Here are some of the more specific physiological changes that come with a warm up. Your blood temperature rises weakening the bond of oxygen to hemoglobin in your blood allowing oxygen to be more readily available for working muscles. Your blood vessels dilate allowing for an increase in blood flow. Your body increases hormone production in cortisol and epinephrine which help regulate energy production. The core muscle temperature raises, warm muscles contract more forcefully and relax more quickly, reducing the risk of muscle strains or pulls. While also increasing strength and speed. Due to increased blood flow in muscles and ligaments range of motion increases allowing for maximal movement potential.
Warming up properly before every single workout not only plays a role in keeping you injury free, but also allows for maximal potential in said workout.
The second reason, weight acclimation, is less obvious. It is essentially getting used to the “heaviness” of the weight before jumping straight to our working sets.
Jumping straight to the weight we’re going to use can make it feel significantly more heavy than it should. We are simply not ready both mentally and physically to jump straight to it. It’s important to build to the weight you plan on using with intelligent and small jumps to allow you to prepare physically and mentally to lift it!
When I say warm up, I don’t mean stretching.
Static stretching has its time and place, but before lifting is not it. Static stretching can lead to an overall reduction in power and strength due to an increase in muscle elasticity.

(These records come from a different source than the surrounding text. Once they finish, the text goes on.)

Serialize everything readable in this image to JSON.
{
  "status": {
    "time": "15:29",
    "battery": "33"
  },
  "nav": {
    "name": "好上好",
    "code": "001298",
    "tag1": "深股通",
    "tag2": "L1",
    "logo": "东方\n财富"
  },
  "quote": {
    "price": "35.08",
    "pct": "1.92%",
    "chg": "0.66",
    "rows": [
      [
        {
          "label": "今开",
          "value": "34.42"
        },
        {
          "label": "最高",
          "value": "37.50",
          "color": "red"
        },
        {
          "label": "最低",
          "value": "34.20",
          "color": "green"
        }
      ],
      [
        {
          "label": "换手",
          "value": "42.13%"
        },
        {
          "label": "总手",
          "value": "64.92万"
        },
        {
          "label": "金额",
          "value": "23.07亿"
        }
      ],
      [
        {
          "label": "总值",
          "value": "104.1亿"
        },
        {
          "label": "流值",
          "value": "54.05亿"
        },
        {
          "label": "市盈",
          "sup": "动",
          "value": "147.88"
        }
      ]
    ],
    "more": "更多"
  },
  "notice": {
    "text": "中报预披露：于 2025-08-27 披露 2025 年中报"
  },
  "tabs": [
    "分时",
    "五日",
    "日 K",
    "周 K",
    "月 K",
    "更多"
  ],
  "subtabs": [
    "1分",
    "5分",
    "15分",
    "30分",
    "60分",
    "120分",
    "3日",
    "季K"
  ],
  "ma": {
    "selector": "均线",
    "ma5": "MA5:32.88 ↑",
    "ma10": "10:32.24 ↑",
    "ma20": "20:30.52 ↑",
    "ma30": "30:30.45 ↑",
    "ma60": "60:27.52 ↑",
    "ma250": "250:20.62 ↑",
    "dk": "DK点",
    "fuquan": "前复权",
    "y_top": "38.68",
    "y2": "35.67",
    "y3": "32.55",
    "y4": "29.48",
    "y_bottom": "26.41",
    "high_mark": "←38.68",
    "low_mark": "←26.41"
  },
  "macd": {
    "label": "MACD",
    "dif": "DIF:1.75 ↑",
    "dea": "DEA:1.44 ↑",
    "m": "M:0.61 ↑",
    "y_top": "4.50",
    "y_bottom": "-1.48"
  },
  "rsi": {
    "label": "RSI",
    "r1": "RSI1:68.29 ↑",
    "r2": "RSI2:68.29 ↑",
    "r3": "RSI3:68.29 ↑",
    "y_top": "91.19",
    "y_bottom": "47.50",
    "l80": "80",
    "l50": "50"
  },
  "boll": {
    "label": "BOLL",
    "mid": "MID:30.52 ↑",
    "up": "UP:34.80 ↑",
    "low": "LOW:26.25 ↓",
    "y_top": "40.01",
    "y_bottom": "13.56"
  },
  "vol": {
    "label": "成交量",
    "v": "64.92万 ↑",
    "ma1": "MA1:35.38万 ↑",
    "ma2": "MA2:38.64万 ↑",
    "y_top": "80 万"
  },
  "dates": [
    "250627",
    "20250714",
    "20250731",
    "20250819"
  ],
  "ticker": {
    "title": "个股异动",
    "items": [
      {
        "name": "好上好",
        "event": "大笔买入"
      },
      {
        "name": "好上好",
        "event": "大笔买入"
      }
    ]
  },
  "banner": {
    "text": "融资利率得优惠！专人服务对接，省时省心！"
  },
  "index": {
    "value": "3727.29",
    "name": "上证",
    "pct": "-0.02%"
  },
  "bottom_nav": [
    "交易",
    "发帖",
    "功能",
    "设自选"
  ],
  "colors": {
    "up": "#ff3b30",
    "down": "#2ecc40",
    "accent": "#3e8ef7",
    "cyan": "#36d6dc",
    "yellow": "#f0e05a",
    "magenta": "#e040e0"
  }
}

Instead implement a dynamic warm up using an empty barbell and body weight movements. Movements that warm up the muscles groups and movements you will be using/doing in your workout.
For example, if I’m about to squat my warm up may be:
20 ft x forward lunge
20 ft x backward lunge
20 ft x duck walk
20 ft x inch worm
10 x air squats
x 3-5 rounds
Then, with an empty barbell:
5 x back squats
5 x good mornings
0:20 x bottom of squat hold
Then a slow and easy build in weight
95lbs x 10
135 x 5
185 x 5
225 x 3
275 x 3
etc.. depending on my reps and sets that day.
Regardless, never skip your warm up. It shouldn’t be seen as optional. Even if you’re in a hurry.
Make them an automatic part of your training and you’ll drastically decrease your risk of injury allowing for a long a prosperous lifestyle in the gym.